# [To do]
Tally up the lines below containing the string "distance", then write the number alone.

Stored dataset items
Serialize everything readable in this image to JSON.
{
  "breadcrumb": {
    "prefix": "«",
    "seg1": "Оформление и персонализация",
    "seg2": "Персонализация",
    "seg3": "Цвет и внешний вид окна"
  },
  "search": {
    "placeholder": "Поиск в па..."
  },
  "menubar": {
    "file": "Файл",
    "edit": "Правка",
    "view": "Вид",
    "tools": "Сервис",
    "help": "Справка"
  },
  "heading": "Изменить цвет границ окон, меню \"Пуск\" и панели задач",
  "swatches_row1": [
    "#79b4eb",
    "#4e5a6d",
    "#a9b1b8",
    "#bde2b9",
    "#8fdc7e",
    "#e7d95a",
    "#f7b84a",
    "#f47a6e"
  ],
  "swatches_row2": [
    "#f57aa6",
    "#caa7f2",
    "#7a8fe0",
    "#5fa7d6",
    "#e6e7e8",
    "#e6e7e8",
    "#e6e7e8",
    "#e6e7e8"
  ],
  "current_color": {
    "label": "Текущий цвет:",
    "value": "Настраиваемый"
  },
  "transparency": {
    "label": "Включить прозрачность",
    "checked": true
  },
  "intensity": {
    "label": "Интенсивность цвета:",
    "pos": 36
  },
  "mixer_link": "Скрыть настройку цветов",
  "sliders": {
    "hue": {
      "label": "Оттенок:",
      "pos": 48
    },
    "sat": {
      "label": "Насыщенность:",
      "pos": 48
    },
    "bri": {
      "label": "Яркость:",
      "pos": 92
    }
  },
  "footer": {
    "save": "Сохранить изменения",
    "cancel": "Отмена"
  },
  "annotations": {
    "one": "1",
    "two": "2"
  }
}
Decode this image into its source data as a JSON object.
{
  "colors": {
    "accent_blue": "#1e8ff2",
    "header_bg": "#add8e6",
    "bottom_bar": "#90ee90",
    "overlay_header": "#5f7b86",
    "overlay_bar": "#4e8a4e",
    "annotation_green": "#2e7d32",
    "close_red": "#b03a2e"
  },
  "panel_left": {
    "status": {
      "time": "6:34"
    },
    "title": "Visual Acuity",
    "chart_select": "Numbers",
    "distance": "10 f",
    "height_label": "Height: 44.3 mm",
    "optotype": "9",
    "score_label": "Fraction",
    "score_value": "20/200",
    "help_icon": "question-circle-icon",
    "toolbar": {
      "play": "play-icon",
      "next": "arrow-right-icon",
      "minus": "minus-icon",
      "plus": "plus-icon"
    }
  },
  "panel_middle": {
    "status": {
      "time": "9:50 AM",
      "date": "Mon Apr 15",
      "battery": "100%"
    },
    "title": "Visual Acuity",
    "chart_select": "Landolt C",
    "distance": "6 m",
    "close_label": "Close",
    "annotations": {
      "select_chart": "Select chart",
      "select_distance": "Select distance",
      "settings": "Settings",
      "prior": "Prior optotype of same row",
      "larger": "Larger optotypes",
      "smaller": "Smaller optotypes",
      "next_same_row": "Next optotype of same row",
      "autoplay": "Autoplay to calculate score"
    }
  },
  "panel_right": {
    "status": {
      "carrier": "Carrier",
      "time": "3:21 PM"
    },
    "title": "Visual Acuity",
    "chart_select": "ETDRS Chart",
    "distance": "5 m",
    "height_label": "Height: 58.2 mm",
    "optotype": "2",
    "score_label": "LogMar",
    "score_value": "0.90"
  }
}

# [Solved exercise]
4